■ MATERIAL PROVIDED ■
╔══

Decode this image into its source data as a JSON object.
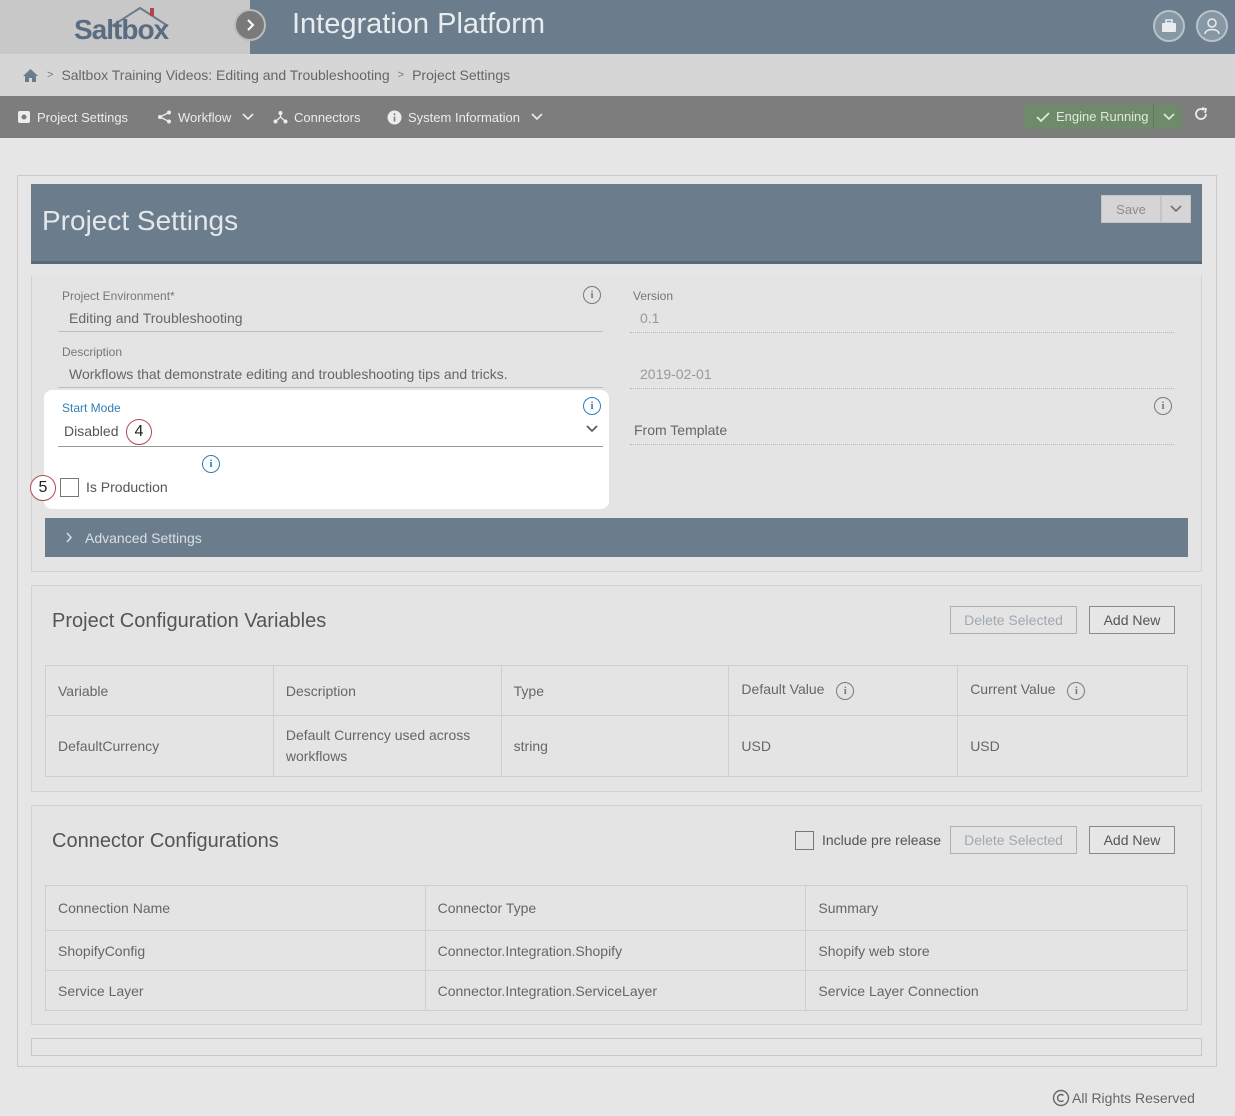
{
  "header": {
    "logo_text": "Saltbox",
    "app_title": "Integration Platform"
  },
  "breadcrumb": {
    "items": [
      "Saltbox Training Videos: Editing and Troubleshooting",
      "Project Settings"
    ]
  },
  "nav": {
    "project_settings": "Project Settings",
    "workflow": "Workflow",
    "connectors": "Connectors",
    "system_information": "System Information",
    "engine_status": "Engine Running"
  },
  "page": {
    "title": "Project Settings",
    "save_label": "Save"
  },
  "form": {
    "env_label": "Project Environment*",
    "env_value": "Editing and Troubleshooting",
    "version_label": "Version",
    "version_value": "0.1",
    "desc_label": "Description",
    "desc_value": "Workflows that demonstrate editing and troubleshooting tips and tricks.",
    "date_value": "2019-02-01",
    "start_mode_label": "Start Mode",
    "start_mode_value": "Disabled",
    "template_value": "From Template",
    "is_production_label": "Is Production",
    "advanced_label": "Advanced Settings"
  },
  "callouts": {
    "start_mode": "4",
    "is_production": "5"
  },
  "config_vars": {
    "title": "Project Configuration Variables",
    "delete_label": "Delete Selected",
    "add_label": "Add New",
    "headers": [
      "Variable",
      "Description",
      "Type",
      "Default Value",
      "Current Value"
    ],
    "rows": [
      [
        "DefaultCurrency",
        "Default Currency used across workflows",
        "string",
        "USD",
        "USD"
      ]
    ]
  },
  "connectors": {
    "title": "Connector Configurations",
    "include_label": "Include pre release",
    "delete_label": "Delete Selected",
    "add_label": "Add New",
    "headers": [
      "Connection Name",
      "Connector Type",
      "Summary"
    ],
    "rows": [
      [
        "ShopifyConfig",
        "Connector.Integration.Shopify",
        "Shopify web store"
      ],
      [
        "Service Layer",
        "Connector.Integration.ServiceLayer",
        "Service Layer Connection"
      ]
    ]
  },
  "footer": {
    "copyright": "All Rights Reserved"
  },
  "colors": {
    "header_bg": "#6b7d8c",
    "nav_bg": "#7d7d7d",
    "engine_green": "#6f8a6a",
    "accent_blue": "#2f7fb5"
  }
}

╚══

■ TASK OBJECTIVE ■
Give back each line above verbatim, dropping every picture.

■ OUTPUT FOR THIS EXERCISE ■
Decode this image into its source data as a JSON object.
{
  "header": {
    "logo_text": "Saltbox",
    "app_title": "Integration Platform"
  },
  "breadcrumb": {
    "items": [
      "Saltbox Training Videos: Editing and Troubleshooting",
      "Project Settings"
    ]
  },
  "nav": {
    "project_settings": "Project Settings",
    "workflow": "Workflow",
    "connectors": "Connectors",
    "system_information": "System Information",
    "engine_status": "Engine Running"
  },
  "page": {
    "title": "Project Settings",
    "save_label": "Save"
  },
  "form": {
    "env_label": "Project Environment*",
    "env_value": "Editing and Troubleshooting",
    "version_label": "Version",
    "version_value": "0.1",
    "desc_label": "Description",
    "desc_value": "Workflows that demonstrate editing and troubleshooting tips and tricks.",
    "date_value": "2019-02-01",
    "start_mode_label": "Start Mode",
    "start_mode_value": "Disabled",
    "template_value": "From Template",
    "is_production_label": "Is Production",
    "advanced_label": "Advanced Settings"
  },
  "callouts": {
    "start_mode": "4",
    "is_production": "5"
  },
  "config_vars": {
    "title": "Project Configuration Variables",
    "delete_label": "Delete Selected",
    "add_label": "Add New",
    "headers": [
      "Variable",
      "Description",
      "Type",
      "Default Value",
      "Current Value"
    ],
    "rows": [
      [
        "DefaultCurrency",
        "Default Currency used across workflows",
        "string",
        "USD",
        "USD"
      ]
    ]
  },
  "connectors": {
    "title": "Connector Configurations",
    "include_label": "Include pre release",
    "delete_label": "Delete Selected",
    "add_label": "Add New",
    "headers": [
      "Connection Name",
      "Connector Type",
      "Summary"
    ],
    "rows": [
      [
        "ShopifyConfig",
        "Connector.Integration.Shopify",
        "Shopify web store"
      ],
      [
        "Service Layer",
        "Connector.Integration.ServiceLayer",
        "Service Layer Connection"
      ]
    ]
  },
  "footer": {
    "copyright": "All Rights Reserved"
  },
  "colors": {
    "header_bg": "#6b7d8c",
    "nav_bg": "#7d7d7d",
    "engine_green": "#6f8a6a",
    "accent_blue": "#2f7fb5"
  }
}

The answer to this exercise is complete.